In the digital age, every snippet of information is collected and readily available at our fingertips. The problem is, data volumes are growing so rapidly that many businesses struggle to make sense of it all. Fortunately, there is a long list of affordable, cutting-edge business intelligence and data visualisation solutions to help you gain valuable insights, uncover trends, and make informed decisions. Two of the most popular are Microsoft Power BI and Google Data Studio.
Google Data Studio (GDS) was released in 2016 as part of the Google Analytics 360 suite. It’s a fully web-based solution that allows you to create customisable charts and reports in seconds. It’s also designed primarily for consumers and small businesses.
Power BI was unveiled in 2013 and released to the general public just a year before GDS. It provides interactive charts with powerful business intelligence capabilities, and is backed by the full weight of Office 365 services. Power BI has desktop and cloud-based versions, and it targets medium-sized businesses and large enterprises.
Ease of use
Power BI is the clear winner when it comes to ease of use. That’s because it shares UI elements with familiar Microsoft services like Excel and Word, and the functions you need are always where you expect them to be. What’s more, it has drag-and-drop functionality, which lets you add visuals and fields of data onto a report with just a few mouse clicks.
GDS isn’t too far behind in user-friendliness. Much like Power BI, you can drag and drop visuals and data to create instant reports, but users who have never worked with the Google Analytics suite may find it difficult to navigate the menus and tweak visuals and charts.
Complexity and integrations
While GDS has native support for Google Analytics, Sheets, and AdWords, Power BI can collect information from more business apps, including Microsoft Dynamics, Salesforce, Excel, GitHub, and also Google Analytics.
As for visualisation options, GDS has standard bar, line, and pie charts, but if you want more options, Power BI has everything, from KPI trackers and forecasting to calendar visuals and infographic designers.
Power BI even has a long list of functions that let you blend data from multiple sources, add new metrics, and more. GDS functions are extremely limited and you’ll need to find manual workaround just to do half of the things Power BI is capable of.
Even though GDS just came out of beta testing, it does lead in this category by a small margin. When comparing Microsoft and Google support forums, more Power BI users had occasional issues with refreshing data and the visual customisation options. That’s not to say that GDS doesn’t have unique problems of its own, but since it has fewer features and less moving parts than Power BI, it’s code is naturally more stable.
GDS can be acquired for free complete with all its visual reporting features. Meanwhile, Power BI offers two enterprise pricing plans: a free version and a paid ‘Pro’ version that costs $9.99 per user per month. The former comes with basic reporting features and a 1GB data limit per user, while the latter gives you all Power BI features — including real-time dashboard updates, more customisation options for visuals, and access management controls for security.
If your budget is limited, GDS makes more sense, but if you need a full suite of reporting features, Power BI Pro is the clear choice.

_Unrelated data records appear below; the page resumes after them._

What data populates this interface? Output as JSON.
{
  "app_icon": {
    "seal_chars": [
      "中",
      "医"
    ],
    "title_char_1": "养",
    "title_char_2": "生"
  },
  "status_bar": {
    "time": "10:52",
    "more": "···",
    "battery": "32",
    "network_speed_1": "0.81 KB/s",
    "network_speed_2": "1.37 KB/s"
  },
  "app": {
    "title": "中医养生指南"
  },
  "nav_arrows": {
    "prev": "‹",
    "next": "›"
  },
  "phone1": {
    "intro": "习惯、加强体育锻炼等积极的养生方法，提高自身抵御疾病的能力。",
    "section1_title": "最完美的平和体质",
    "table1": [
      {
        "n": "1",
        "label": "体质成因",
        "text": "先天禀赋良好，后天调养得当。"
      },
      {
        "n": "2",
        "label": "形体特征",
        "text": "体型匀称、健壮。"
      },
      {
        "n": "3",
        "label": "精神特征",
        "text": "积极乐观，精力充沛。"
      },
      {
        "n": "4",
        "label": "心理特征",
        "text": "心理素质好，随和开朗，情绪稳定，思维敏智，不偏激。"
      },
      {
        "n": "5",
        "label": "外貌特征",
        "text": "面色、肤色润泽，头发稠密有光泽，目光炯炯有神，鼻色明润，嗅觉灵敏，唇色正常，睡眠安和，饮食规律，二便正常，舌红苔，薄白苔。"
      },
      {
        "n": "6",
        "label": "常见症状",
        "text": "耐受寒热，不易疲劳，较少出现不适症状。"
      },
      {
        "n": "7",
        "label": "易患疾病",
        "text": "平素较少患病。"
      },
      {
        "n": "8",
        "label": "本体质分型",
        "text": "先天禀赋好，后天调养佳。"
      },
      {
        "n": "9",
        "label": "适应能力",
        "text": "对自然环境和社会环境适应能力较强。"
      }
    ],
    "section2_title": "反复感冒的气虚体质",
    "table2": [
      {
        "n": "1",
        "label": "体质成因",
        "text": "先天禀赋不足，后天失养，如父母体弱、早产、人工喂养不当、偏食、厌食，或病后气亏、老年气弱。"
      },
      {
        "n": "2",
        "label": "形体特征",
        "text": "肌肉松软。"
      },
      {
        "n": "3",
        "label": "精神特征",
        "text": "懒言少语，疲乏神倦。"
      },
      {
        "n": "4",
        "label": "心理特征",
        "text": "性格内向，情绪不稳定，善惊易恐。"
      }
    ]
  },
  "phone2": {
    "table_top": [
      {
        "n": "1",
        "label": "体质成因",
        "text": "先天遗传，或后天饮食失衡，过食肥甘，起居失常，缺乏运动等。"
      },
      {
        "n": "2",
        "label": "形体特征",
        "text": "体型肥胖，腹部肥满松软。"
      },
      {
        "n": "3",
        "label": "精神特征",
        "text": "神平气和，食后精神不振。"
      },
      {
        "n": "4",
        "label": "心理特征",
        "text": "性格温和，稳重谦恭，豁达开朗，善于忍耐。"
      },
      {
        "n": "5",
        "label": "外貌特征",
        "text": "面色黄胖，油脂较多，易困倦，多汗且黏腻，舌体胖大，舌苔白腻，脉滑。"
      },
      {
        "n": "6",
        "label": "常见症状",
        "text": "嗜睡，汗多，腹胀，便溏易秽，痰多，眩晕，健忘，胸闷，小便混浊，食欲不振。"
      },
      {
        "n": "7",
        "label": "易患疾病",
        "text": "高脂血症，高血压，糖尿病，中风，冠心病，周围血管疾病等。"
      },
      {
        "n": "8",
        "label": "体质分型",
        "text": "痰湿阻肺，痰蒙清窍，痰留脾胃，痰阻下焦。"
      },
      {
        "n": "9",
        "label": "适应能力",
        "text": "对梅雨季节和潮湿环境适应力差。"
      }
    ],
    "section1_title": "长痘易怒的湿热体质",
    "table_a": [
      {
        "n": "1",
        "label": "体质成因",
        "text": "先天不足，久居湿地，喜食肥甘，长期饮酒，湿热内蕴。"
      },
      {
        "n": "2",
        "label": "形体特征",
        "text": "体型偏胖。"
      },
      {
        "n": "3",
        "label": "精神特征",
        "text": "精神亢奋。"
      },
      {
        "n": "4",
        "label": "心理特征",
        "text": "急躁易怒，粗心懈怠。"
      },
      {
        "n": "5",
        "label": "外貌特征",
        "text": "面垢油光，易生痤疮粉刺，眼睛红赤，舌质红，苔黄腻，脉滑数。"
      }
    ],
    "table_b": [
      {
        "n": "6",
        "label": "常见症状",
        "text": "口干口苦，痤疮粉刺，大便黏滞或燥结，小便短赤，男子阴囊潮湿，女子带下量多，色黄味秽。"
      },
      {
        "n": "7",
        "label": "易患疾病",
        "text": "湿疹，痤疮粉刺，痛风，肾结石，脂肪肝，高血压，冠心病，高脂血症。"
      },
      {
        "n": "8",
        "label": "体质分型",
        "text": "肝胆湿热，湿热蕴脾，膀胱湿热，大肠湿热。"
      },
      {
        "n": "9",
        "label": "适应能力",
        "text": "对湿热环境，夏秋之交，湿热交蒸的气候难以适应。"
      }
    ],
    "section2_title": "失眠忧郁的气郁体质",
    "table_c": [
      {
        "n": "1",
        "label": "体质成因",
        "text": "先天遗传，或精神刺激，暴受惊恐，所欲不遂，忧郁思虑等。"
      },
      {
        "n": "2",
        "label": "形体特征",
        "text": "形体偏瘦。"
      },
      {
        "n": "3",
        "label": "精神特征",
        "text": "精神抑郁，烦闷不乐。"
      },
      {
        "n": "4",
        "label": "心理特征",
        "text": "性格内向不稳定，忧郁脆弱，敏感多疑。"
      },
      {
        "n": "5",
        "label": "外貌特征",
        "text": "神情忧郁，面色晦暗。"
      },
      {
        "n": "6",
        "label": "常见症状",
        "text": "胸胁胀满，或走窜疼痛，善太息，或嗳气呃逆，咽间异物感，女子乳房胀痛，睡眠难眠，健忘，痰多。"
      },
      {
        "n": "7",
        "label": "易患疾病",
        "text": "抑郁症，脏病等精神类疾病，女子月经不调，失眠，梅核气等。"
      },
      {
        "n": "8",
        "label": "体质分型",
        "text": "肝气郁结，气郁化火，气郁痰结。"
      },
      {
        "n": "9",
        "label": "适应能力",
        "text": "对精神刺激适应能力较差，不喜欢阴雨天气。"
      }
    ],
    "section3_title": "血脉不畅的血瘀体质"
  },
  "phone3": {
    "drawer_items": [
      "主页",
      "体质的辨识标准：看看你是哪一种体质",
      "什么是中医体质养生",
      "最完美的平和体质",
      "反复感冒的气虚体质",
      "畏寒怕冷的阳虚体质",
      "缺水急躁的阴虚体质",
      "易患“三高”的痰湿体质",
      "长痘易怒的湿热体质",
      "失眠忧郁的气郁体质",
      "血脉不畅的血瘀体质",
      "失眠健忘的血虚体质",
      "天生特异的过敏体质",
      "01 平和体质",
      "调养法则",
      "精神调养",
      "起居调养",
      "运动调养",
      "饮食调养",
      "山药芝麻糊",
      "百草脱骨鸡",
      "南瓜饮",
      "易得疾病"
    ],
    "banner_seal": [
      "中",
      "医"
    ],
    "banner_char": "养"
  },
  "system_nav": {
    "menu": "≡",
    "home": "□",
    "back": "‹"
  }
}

Overall, Power BI is a more established solution than GDS, offering a robust set of functions for a small monthly fee. GDS is good choice for those who want a free service with basic features, but it may hold you back in terms of gaining valuable insights and making informed business decisions.
As a long-time Microsoft partner, Empower IT Solutions helps Australian businesses with the implementation and adoption of Power BI. We’ll even show you how to build interactive reports and support you with any issues you may have about the software. So, if you want a cutting-edge data visualisation solution today, call us now!